“THE FIRST ONE NOW, WILL LATER BE LAST”
The sidelining of Technical Director, Fritz Schmid, over the past couple of years is the clearest example of the kind of thing that has held back Malaysian football from developing as it should. Schmid came to the post with a stellar CV, but has been stopped by a combination of political interference and personal empire protection from implementing his proven and multifarious skills. He will leave the FAM soon as an under-utilized Technical Director who could have had such a big impact on Malaysian football – if he had been allowed to do his job.
Like Schmid, I am a foreigner who has enjoyed being welcomed into this wonderful country and is blown away by the atmosphere at the big sporting events. The potential for Malaysia to be a top Asian sporting nation is undoubted. But many of the foreigners who work in sport in Malaysia have expressed practical frustrations about what many of my Malaysian media colleagues refer to as “The Malaysian Way”.
People – particularly outsiders – recruited because they have a track record of success, simply aren’t given the space to impose new ideas on organisations no matter how successful methods and ideas have been in other countries.
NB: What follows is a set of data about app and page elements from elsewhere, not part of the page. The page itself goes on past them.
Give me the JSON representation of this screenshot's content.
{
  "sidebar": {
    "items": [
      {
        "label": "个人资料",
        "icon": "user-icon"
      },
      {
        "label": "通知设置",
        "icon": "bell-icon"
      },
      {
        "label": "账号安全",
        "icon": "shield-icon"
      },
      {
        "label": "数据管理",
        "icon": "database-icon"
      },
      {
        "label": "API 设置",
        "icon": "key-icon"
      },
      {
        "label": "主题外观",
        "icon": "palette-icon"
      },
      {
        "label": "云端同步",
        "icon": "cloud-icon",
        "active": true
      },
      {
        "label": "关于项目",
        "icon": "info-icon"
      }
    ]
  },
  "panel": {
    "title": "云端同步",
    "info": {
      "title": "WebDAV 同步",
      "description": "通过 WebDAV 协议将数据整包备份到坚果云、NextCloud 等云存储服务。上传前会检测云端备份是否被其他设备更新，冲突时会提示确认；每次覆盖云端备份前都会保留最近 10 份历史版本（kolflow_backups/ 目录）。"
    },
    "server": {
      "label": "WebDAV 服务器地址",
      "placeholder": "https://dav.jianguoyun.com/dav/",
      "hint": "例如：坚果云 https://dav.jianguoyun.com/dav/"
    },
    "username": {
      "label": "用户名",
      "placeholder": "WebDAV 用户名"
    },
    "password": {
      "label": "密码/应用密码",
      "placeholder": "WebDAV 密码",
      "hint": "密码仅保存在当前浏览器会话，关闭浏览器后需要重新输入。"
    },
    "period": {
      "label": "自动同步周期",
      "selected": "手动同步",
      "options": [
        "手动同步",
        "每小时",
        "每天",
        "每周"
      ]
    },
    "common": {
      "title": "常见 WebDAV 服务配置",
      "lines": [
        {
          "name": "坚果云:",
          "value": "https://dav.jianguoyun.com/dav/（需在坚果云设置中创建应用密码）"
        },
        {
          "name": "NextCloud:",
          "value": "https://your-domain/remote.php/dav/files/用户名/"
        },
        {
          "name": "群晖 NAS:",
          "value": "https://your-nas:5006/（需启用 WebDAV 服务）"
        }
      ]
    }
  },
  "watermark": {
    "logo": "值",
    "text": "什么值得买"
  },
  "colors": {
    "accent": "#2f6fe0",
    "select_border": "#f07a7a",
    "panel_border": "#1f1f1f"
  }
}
Adapt and compromise is the only way to work in Malaysia even if your very recruitment comes from using techniques the parallel opposite of those being utilized. I use Fritz Schmid, again, as an example.
Outsiders have to first learn, and then work through, the niceties and practicalities of operating in Malaysia. Invariably, this requires compromise, and dilutes the vision. Some can cope. Bojan Hodak, Steve Darby and Robert Alberts are three prime examples of people who learned how to effectively operate in South East Asia via compromise and skillful man-management in addition to their football IQ. Ashley Westwood wouldn’t compromise, and swiftly exited Penang.
My own interpretation and experience of – a term I must emphasize comes from the lips of my Malaysian colleagues – “The Malaysian Way” has been that:
- There is a target at hand, but…
- There are two, or more different camps looking to achieve, or alternatively, benefit from the target.
- Some of these camps may have perfectly altruistic ambitions, and genuinely want to achieve the target.
- Others have commercial or political non-target related reasons to have an interest. What follows is…
- A series of compromises is reached, whereby the respective camps each get some of what they wish, but this is…
- At the expense of the original target, which is then watered down.
The justification is that ‘everybody wins’. I interpret it that, at best, the target is only partially achieved or, at worst, forgotten about in the interests of ‘everybody wins’.
“THE SLOW ONE NOW, WILL LATER BE FAST”
‘The Malaysian Way’ – I hear my Malaysian colleagues say, accompanied by a shrug of the shoulders, on a regular basis. It is a civilised and non-confrontational way to operate and, largely, keeps the peace. But in terms of achieving the overall target the compromises seem, to this correspondent at least, self-defeating.
Ask World Cycling Champion Azizulhasni Awang if his coach John Beasley ever – EVER – compromised on his training sessions. Beasley was focused on setting in place the possibility for Azizulhasni to become World Keirin Champion. Azizul did the work, but if the facilities weren’t available; if the coach wasn’t ultra-demanding; if his diet was wrong; if ANYTHING was compromised, Azizulhasni would not now be World Champion.
A recent soundbite from Steven Gerrard also illustrates, wonderfully, how compromise simply doesn’t help you get to the top of sport.
His talk about being “obsessed with being the best in training every day” could well be the defining quote on how top athletes – and administrators – need to operate to truly succeed.